*** RECORDS TO USE ***

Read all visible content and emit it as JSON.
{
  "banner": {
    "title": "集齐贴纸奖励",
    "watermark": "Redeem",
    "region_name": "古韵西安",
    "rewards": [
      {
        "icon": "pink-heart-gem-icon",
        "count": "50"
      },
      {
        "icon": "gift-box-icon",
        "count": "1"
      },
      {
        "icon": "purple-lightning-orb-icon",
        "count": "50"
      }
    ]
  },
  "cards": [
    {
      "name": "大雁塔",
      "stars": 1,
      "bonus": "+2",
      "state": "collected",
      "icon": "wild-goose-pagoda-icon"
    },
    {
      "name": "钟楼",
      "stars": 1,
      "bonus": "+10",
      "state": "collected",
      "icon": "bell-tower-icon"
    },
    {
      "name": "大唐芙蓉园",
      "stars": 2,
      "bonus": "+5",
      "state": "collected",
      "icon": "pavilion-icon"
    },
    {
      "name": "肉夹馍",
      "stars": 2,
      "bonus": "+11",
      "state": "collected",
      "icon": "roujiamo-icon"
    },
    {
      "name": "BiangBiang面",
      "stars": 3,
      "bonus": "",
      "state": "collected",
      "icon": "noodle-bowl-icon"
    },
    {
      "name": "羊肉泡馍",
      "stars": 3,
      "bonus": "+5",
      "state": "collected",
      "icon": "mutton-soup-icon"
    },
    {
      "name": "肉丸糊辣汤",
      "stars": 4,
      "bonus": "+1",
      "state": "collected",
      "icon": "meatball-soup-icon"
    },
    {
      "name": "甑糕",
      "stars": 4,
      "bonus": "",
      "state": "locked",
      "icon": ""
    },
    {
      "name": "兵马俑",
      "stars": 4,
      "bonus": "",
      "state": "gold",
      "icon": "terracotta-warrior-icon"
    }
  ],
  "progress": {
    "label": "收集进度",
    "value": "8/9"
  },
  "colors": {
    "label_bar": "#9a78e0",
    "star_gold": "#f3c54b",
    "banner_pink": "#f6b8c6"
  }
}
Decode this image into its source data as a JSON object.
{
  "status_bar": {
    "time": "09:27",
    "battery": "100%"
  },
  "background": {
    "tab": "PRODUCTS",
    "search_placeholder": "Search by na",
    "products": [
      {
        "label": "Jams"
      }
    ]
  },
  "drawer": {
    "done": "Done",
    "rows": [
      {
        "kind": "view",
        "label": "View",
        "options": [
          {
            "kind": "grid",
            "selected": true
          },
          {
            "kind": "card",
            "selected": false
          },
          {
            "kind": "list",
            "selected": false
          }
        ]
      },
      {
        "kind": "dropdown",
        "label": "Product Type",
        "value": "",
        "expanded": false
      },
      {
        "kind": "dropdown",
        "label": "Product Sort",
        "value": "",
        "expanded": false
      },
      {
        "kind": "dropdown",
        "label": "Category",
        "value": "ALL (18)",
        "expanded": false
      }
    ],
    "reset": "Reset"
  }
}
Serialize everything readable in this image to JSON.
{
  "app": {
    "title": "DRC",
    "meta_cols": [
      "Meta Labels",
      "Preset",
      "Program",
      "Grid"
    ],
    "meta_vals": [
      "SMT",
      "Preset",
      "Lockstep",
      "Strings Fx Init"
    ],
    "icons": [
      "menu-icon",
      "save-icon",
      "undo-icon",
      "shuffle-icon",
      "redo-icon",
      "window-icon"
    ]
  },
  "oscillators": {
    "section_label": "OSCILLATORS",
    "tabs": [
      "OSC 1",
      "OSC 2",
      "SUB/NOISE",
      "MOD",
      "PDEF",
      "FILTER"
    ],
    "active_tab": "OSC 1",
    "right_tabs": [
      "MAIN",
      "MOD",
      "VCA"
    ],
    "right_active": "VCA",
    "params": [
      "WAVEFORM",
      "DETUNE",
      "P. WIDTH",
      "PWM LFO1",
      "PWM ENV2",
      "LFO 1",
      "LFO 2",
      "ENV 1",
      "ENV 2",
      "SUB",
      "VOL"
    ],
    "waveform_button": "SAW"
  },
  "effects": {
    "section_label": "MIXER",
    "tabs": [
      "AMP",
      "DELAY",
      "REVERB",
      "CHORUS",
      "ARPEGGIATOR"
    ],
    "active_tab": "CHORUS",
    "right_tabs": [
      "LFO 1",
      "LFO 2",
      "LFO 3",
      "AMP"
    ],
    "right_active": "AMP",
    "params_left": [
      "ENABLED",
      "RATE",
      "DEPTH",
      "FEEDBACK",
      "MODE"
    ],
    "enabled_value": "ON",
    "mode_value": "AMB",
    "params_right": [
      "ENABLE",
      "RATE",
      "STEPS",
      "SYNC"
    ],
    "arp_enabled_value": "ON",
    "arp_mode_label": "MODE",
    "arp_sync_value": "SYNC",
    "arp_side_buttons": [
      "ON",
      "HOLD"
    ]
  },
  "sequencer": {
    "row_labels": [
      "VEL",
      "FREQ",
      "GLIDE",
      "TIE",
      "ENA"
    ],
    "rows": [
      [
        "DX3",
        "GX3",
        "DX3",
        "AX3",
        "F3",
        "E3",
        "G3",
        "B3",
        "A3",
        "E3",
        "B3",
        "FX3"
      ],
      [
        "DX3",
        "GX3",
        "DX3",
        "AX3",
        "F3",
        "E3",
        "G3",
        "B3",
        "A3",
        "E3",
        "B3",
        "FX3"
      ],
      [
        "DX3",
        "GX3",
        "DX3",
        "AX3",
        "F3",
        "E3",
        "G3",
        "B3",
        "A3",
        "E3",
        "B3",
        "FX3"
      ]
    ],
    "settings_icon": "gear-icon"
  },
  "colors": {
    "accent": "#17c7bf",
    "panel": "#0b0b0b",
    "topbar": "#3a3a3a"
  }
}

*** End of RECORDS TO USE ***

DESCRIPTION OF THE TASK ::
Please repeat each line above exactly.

ANSWER FOR THE TASK ::
Read all visible content and emit it as JSON.
{
  "banner": {
    "title": "集齐贴纸奖励",
    "watermark": "Redeem",
    "region_name": "古韵西安",
    "rewards": [
      {
        "icon": "pink-heart-gem-icon",
        "count": "50"
      },
      {
        "icon": "gift-box-icon",
        "count": "1"
      },
      {
        "icon": "purple-lightning-orb-icon",
        "count": "50"
      }
    ]
  },
  "cards": [
    {
      "name": "大雁塔",
      "stars": 1,
      "bonus": "+2",
      "state": "collected",
      "icon": "wild-goose-pagoda-icon"
    },
    {
      "name": "钟楼",
      "stars": 1,
      "bonus": "+10",
      "state": "collected",
      "icon": "bell-tower-icon"
    },
    {
      "name": "大唐芙蓉园",
      "stars": 2,
      "bonus": "+5",
      "state": "collected",
      "icon": "pavilion-icon"
    },
    {
      "name": "肉夹馍",
      "stars": 2,
      "bonus": "+11",
      "state": "collected",
      "icon": "roujiamo-icon"
    },
    {
      "name": "BiangBiang面",
      "stars": 3,
      "bonus": "",
      "state": "collected",
      "icon": "noodle-bowl-icon"
    },
    {
      "name": "羊肉泡馍",
      "stars": 3,
      "bonus": "+5",
      "state": "collected",
      "icon": "mutton-soup-icon"
    },
    {
      "name": "肉丸糊辣汤",
      "stars": 4,
      "bonus": "+1",
      "state": "collected",
      "icon": "meatball-soup-icon"
    },
    {
      "name": "甑糕",
      "stars": 4,
      "bonus": "",
      "state": "locked",
      "icon": ""
    },
    {
      "name": "兵马俑",
      "stars": 4,
      "bonus": "",
      "state": "gold",
      "icon": "terracotta-warrior-icon"
    }
  ],
  "progress": {
    "label": "收集进度",
    "value": "8/9"
  },
  "colors": {
    "label_bar": "#9a78e0",
    "star_gold": "#f3c54b",
    "banner_pink": "#f6b8c6"
  }
}
Decode this image into its source data as a JSON object.
{
  "status_bar": {
    "time": "09:27",
    "battery": "100%"
  },
  "background": {
    "tab": "PRODUCTS",
    "search_placeholder": "Search by na",
    "products": [
      {
        "label": "Jams"
      }
    ]
  },
  "drawer": {
    "done": "Done",
    "rows": [
      {
        "kind": "view",
        "label": "View",
        "options": [
          {
            "kind": "grid",
            "selected": true
          },
          {
            "kind": "card",
            "selected": false
          },
          {
            "kind": "list",
            "selected": false
          }
        ]
      },
      {
        "kind": "dropdown",
        "label": "Product Type",
        "value": "",
        "expanded": false
      },
      {
        "kind": "dropdown",
        "label": "Product Sort",
        "value": "",
        "expanded": false
      },
      {
        "kind": "dropdown",
        "label": "Category",
        "value": "ALL (18)",
        "expanded": false
      }
    ],
    "reset": "Reset"
  }
}
Serialize everything readable in this image to JSON.
{
  "app": {
    "title": "DRC",
    "meta_cols": [
      "Meta Labels",
      "Preset",
      "Program",
      "Grid"
    ],
    "meta_vals": [
      "SMT",
      "Preset",
      "Lockstep",
      "Strings Fx Init"
    ],
    "icons": [
      "menu-icon",
      "save-icon",
      "undo-icon",
      "shuffle-icon",
      "redo-icon",
      "window-icon"
    ]
  },
  "oscillators": {
    "section_label": "OSCILLATORS",
    "tabs": [
      "OSC 1",
      "OSC 2",
      "SUB/NOISE",
      "MOD",
      "PDEF",
      "FILTER"
    ],
    "active_tab": "OSC 1",
    "right_tabs": [
      "MAIN",
      "MOD",
      "VCA"
    ],
    "right_active": "VCA",
    "params": [
      "WAVEFORM",
      "DETUNE",
      "P. WIDTH",
      "PWM LFO1",
      "PWM ENV2",
      "LFO 1",
      "LFO 2",
      "ENV 1",
      "ENV 2",
      "SUB",
      "VOL"
    ],
    "waveform_button": "SAW"
  },
  "effects": {
    "section_label": "MIXER",
    "tabs": [
      "AMP",
      "DELAY",
      "REVERB",
      "CHORUS",
      "ARPEGGIATOR"
    ],
    "active_tab": "CHORUS",
    "right_tabs": [
      "LFO 1",
      "LFO 2",
      "LFO 3",
      "AMP"
    ],
    "right_active": "AMP",
    "params_left": [
      "ENABLED",
      "RATE",
      "DEPTH",
      "FEEDBACK",
      "MODE"
    ],
    "enabled_value": "ON",
    "mode_value": "AMB",
    "params_right": [
      "ENABLE",
      "RATE",
      "STEPS",
      "SYNC"
    ],
    "arp_enabled_value": "ON",
    "arp_mode_label": "MODE",
    "arp_sync_value": "SYNC",
    "arp_side_buttons": [
      "ON",
      "HOLD"
    ]
  },
  "sequencer": {
    "row_labels": [
      "VEL",
      "FREQ",
      "GLIDE",
      "TIE",
      "ENA"
    ],
    "rows": [
      [
        "DX3",
        "GX3",
        "DX3",
        "AX3",
        "F3",
        "E3",
        "G3",
        "B3",
        "A3",
        "E3",
        "B3",
        "FX3"
      ],
      [
        "DX3",
        "GX3",
        "DX3",
        "AX3",
        "F3",
        "E3",
        "G3",
        "B3",
        "A3",
        "E3",
        "B3",
        "FX3"
      ],
      [
        "DX3",
        "GX3",
        "DX3",
        "AX3",
        "F3",
        "E3",
        "G3",
        "B3",
        "A3",
        "E3",
        "B3",
        "FX3"
      ]
    ],
    "settings_icon": "gear-icon"
  },
  "colors": {
    "accent": "#17c7bf",
    "panel": "#0b0b0b",
    "topbar": "#3a3a3a"
  }
}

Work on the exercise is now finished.